Problem: A word-for-word copy of the data is what's wanted, with no pictures.

Given entries:
· · ·
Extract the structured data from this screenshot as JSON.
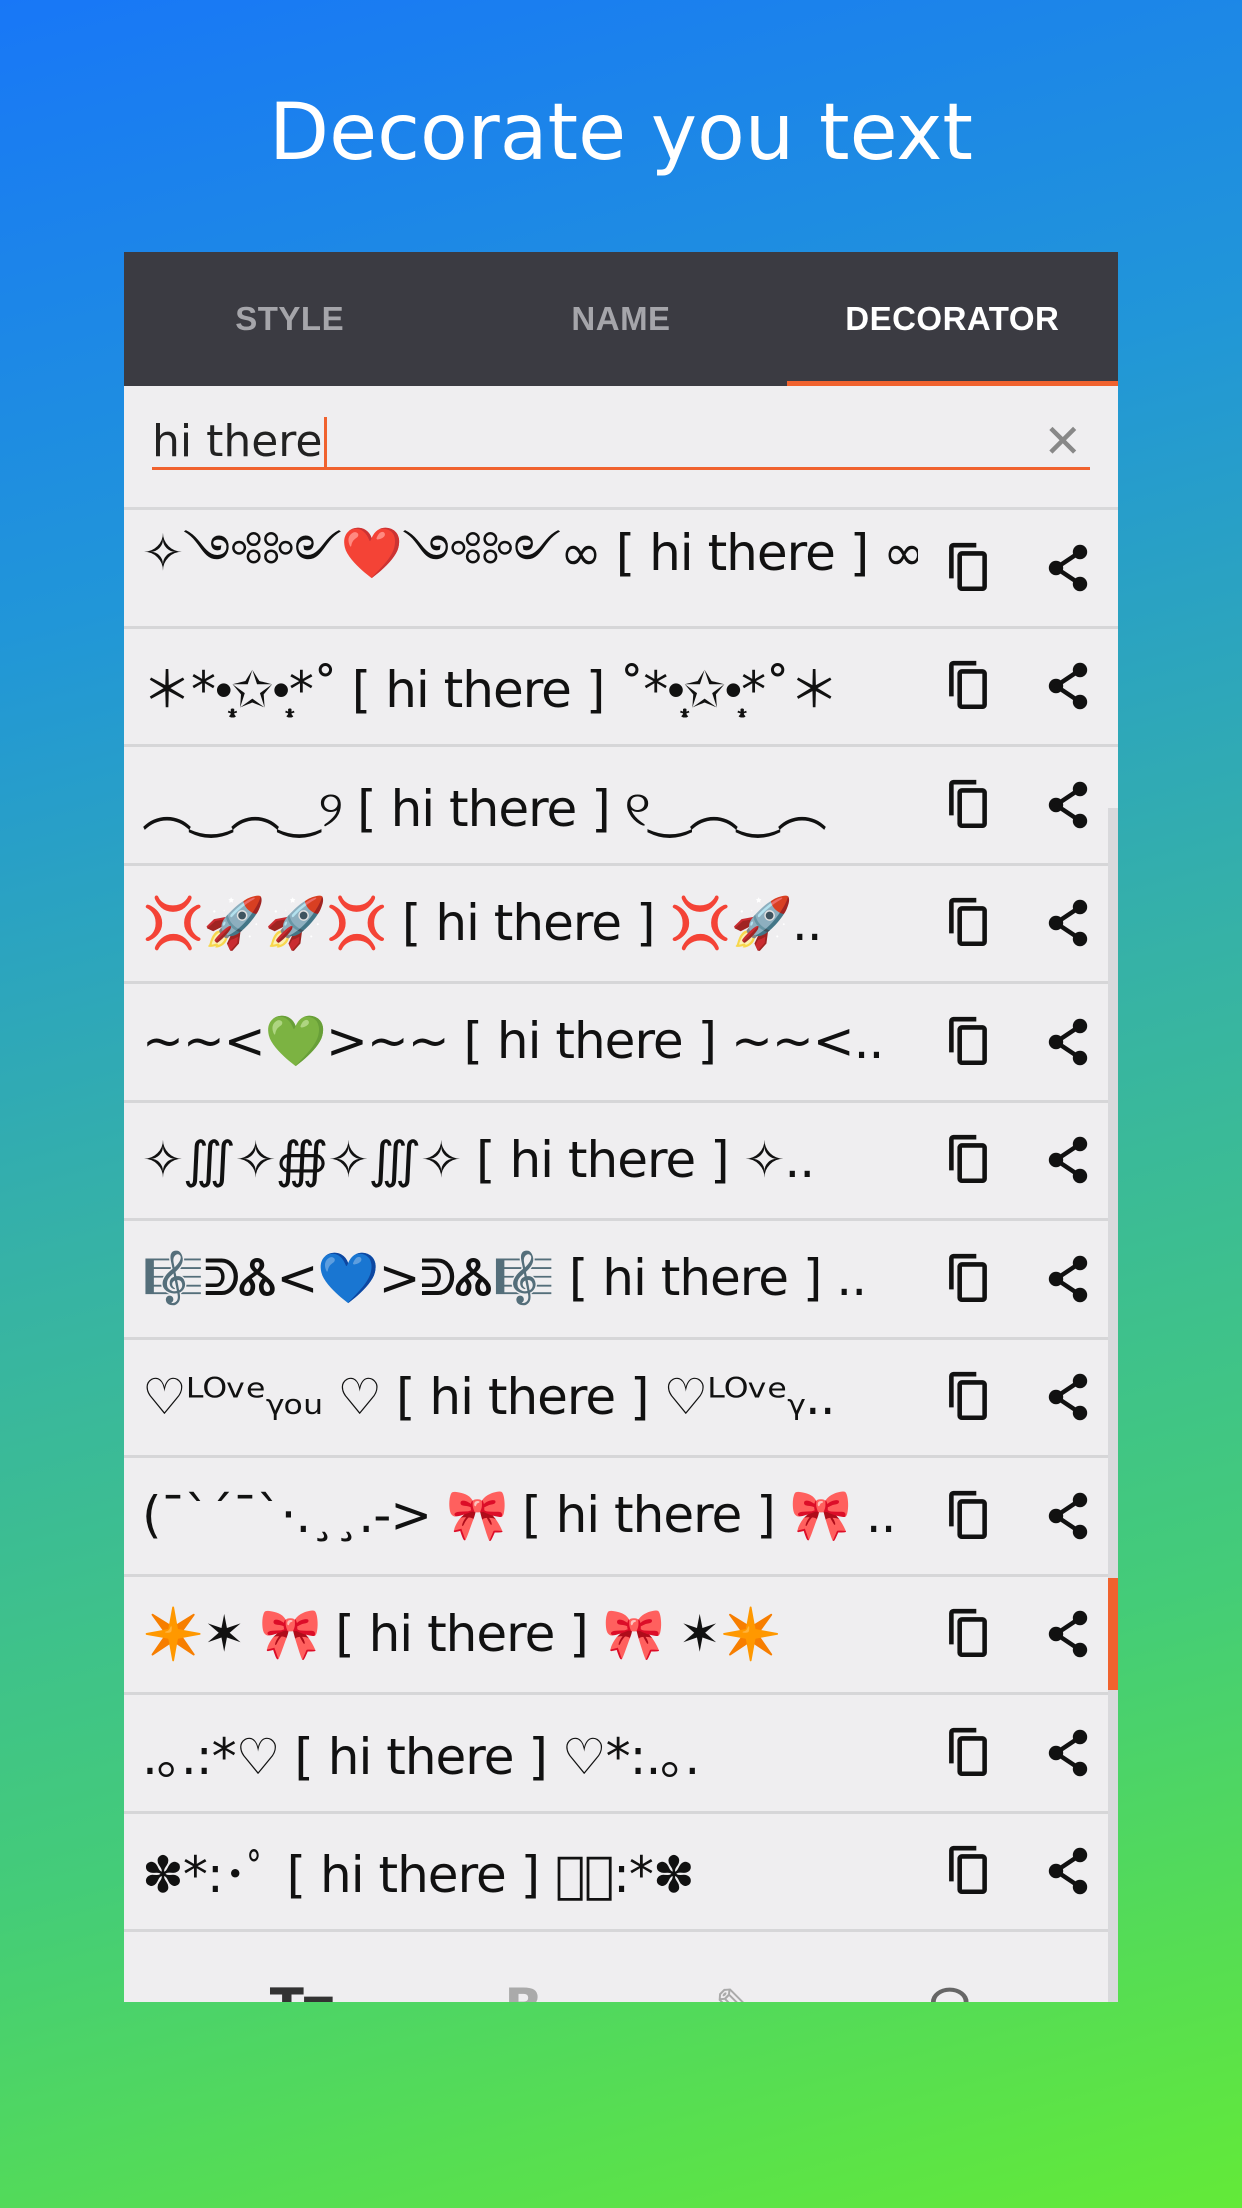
{
  "headline": "Decorate you text",
  "tabs": [
    {
      "label": "STYLE"
    },
    {
      "label": "NAME"
    },
    {
      "label": "DECORATOR",
      "active": true
    }
  ],
  "input": {
    "value": "hi there"
  },
  "accent": "#f0622e",
  "rows": [
    "✧༺༻❤️༺༻∞ [ hi there ] ∞༺༻..",
    "＊*•̩̩͙✩•̩̩͙*˚ [ hi there ] ˚*•̩̩͙✩•̩̩͙*˚＊",
    "︵‿︵‿୨ [ hi there ] ୧‿︵‿︵",
    "💢🚀🚀💢 [ hi there ] 💢🚀..",
    "~~<💚>~~ [ hi there ] ~~<..",
    "✧∭✧∰✧∭✧ [ hi there ] ✧..",
    "🎼ᕲᏜ<💙>ᕲᏜ🎼 [ hi there ] ..",
    "♡ᴸᴼᵛᵉᵧₒᵤ ♡ [ hi there ] ♡ᴸᴼᵛᵉᵧ..",
    "(¯`´¯`·.¸¸.-> 🎀 [ hi there ] 🎀 ..",
    "✴️✶ 🎀 [ hi there ] 🎀 ✶✴️",
    ".｡.:*♡ [ hi there ] ♡*:.｡.",
    "✽*:･ﾟ [ hi there ] ﾟ･:*✽"
  ],
  "bottom_nav": [
    "Tт",
    "B",
    "✎",
    "☊"
  ]
}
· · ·
Response for this exercise:
Extract the structured data from this screenshot as JSON.
{
  "headline": "Decorate you text",
  "tabs": [
    {
      "label": "STYLE"
    },
    {
      "label": "NAME"
    },
    {
      "label": "DECORATOR",
      "active": true
    }
  ],
  "input": {
    "value": "hi there"
  },
  "accent": "#f0622e",
  "rows": [
    "✧༺༻❤️༺༻∞ [ hi there ] ∞༺༻..",
    "＊*•̩̩͙✩•̩̩͙*˚ [ hi there ] ˚*•̩̩͙✩•̩̩͙*˚＊",
    "︵‿︵‿୨ [ hi there ] ୧‿︵‿︵",
    "💢🚀🚀💢 [ hi there ] 💢🚀..",
    "~~<💚>~~ [ hi there ] ~~<..",
    "✧∭✧∰✧∭✧ [ hi there ] ✧..",
    "🎼ᕲᏜ<💙>ᕲᏜ🎼 [ hi there ] ..",
    "♡ᴸᴼᵛᵉᵧₒᵤ ♡ [ hi there ] ♡ᴸᴼᵛᵉᵧ..",
    "(¯`´¯`·.¸¸.-> 🎀 [ hi there ] 🎀 ..",
    "✴️✶ 🎀 [ hi there ] 🎀 ✶✴️",
    ".｡.:*♡ [ hi there ] ♡*:.｡.",
    "✽*:･ﾟ [ hi there ] ﾟ･:*✽"
  ],
  "bottom_nav": [
    "Tт",
    "B",
    "✎",
    "☊"
  ]
}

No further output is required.